While freediving off the coast of the Azores islands, a spearfisherman snagged a silvery fish. Immediately, he realized there was something special about the “distinct”-looking fish. It turned out to be an “unprecedented” catch.
Luís Rodrigues was spearfishing off the coast of Terceira Island, a Portuguese island in the Atlantic Ocean, last August when he caught a barracuda, according to a study published Jan. 19 in the Journal of Fish Biology.
Rodrigues was familiar with the yellowmouth barracudas commonly found around the Azores, but this particular barracuda looked different, scientists said.
He contacted scientists, who analyzed the silvery fish, the study said.
Researchers identified the fish as a great barracuda, marking the first known sighting of the species in the Azores.
Photos shared with McClatchy News by Luís Barcelos show the great barracuda. It has prominent teeth and a long, skinny body.
The “unprecedented” catch measured just over 3 feet in length and weighed about 10 pounds, the study said. Researchers said it was still immature.
Great barracudas “can grow to over 5 feet long and over 100 pounds,” according to the Florida Museum. They are “ambush” hunters able to reach “speeds up to 35 mph” in short bursts and are considered dangerous to humans because they “will mistakenly attack shiny objects or fish caught on spears.”
Rodrigues caught the great barracuda while about 30 feet underwater and was diving without a tank, the study said.
The Azores are a Portuguese island archipelago about 1,000 miles west of mainland Portugal.
The research team included Luís Barcelos, João B. Barreiros and João P. Barreiros.
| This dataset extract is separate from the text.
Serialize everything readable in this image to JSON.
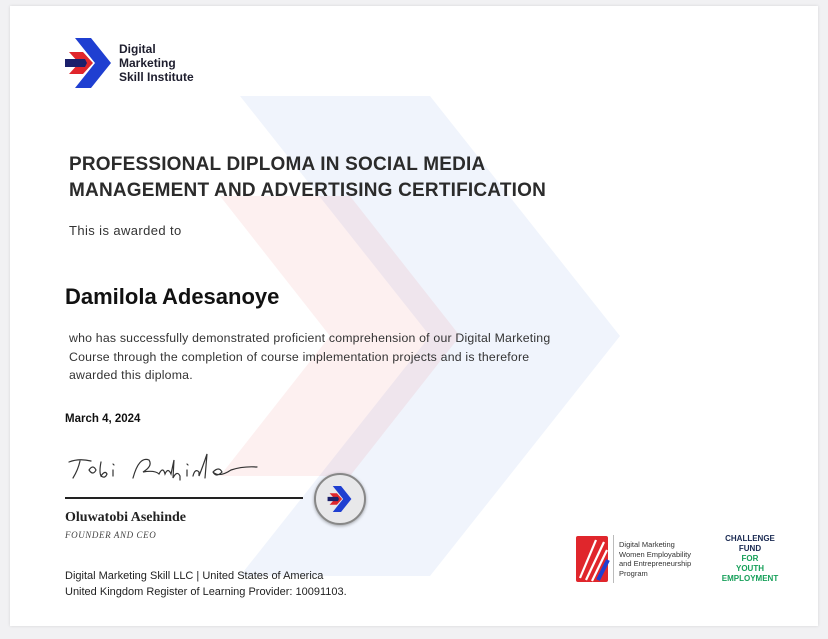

Fundo Regional da Ciência e Tecnologia and the Grupo da biodiversidade dos açores at the Center for Ecology, Evolution and Environmental Changes were also involved in the research.